_Required action:_ Repeat the records below exactly.

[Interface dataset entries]
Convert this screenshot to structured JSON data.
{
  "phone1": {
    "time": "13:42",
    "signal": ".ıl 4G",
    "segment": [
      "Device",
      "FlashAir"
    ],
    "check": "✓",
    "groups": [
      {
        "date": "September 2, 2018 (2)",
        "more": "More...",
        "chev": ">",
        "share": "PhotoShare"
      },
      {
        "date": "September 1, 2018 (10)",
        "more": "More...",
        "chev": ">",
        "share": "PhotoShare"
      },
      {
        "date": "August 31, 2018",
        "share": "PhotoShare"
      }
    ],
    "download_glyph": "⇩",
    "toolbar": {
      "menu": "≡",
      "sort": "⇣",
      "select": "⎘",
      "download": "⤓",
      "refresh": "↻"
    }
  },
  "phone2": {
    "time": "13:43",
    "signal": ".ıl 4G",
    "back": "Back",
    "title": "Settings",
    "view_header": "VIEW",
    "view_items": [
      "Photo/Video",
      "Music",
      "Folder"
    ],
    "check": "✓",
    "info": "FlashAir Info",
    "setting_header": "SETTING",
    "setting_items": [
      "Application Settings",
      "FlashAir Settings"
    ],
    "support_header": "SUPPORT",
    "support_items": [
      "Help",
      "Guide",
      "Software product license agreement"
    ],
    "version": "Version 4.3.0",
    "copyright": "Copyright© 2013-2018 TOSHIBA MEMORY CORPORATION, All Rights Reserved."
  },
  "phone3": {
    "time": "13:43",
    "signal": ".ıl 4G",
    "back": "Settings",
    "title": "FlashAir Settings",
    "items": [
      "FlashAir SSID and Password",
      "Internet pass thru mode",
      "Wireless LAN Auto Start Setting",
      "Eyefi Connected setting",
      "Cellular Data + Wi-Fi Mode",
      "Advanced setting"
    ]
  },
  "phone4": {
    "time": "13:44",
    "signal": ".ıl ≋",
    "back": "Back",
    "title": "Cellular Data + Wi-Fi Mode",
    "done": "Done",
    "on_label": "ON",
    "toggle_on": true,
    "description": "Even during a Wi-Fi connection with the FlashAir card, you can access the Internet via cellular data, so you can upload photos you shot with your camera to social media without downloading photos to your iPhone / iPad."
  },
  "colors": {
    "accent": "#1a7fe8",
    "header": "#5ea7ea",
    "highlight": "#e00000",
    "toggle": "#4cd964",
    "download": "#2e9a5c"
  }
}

_Response area:_
Convert this screenshot to structured JSON data.
{
  "phone1": {
    "time": "13:42",
    "signal": ".ıl 4G",
    "segment": [
      "Device",
      "FlashAir"
    ],
    "check": "✓",
    "groups": [
      {
        "date": "September 2, 2018 (2)",
        "more": "More...",
        "chev": ">",
        "share": "PhotoShare"
      },
      {
        "date": "September 1, 2018 (10)",
        "more": "More...",
        "chev": ">",
        "share": "PhotoShare"
      },
      {
        "date": "August 31, 2018",
        "share": "PhotoShare"
      }
    ],
    "download_glyph": "⇩",
    "toolbar": {
      "menu": "≡",
      "sort": "⇣",
      "select": "⎘",
      "download": "⤓",
      "refresh": "↻"
    }
  },
  "phone2": {
    "time": "13:43",
    "signal": ".ıl 4G",
    "back": "Back",
    "title": "Settings",
    "view_header": "VIEW",
    "view_items": [
      "Photo/Video",
      "Music",
      "Folder"
    ],
    "check": "✓",
    "info": "FlashAir Info",
    "setting_header": "SETTING",
    "setting_items": [
      "Application Settings",
      "FlashAir Settings"
    ],
    "support_header": "SUPPORT",
    "support_items": [
      "Help",
      "Guide",
      "Software product license agreement"
    ],
    "version": "Version 4.3.0",
    "copyright": "Copyright© 2013-2018 TOSHIBA MEMORY CORPORATION, All Rights Reserved."
  },
  "phone3": {
    "time": "13:43",
    "signal": ".ıl 4G",
    "back": "Settings",
    "title": "FlashAir Settings",
    "items": [
      "FlashAir SSID and Password",
      "Internet pass thru mode",
      "Wireless LAN Auto Start Setting",
      "Eyefi Connected setting",
      "Cellular Data + Wi-Fi Mode",
      "Advanced setting"
    ]
  },
  "phone4": {
    "time": "13:44",
    "signal": ".ıl ≋",
    "back": "Back",
    "title": "Cellular Data + Wi-Fi Mode",
    "done": "Done",
    "on_label": "ON",
    "toggle_on": true,
    "description": "Even during a Wi-Fi connection with the FlashAir card, you can access the Internet via cellular data, so you can upload photos you shot with your camera to social media without downloading photos to your iPhone / iPad."
  },
  "colors": {
    "accent": "#1a7fe8",
    "header": "#5ea7ea",
    "highlight": "#e00000",
    "toggle": "#4cd964",
    "download": "#2e9a5c"
  }
}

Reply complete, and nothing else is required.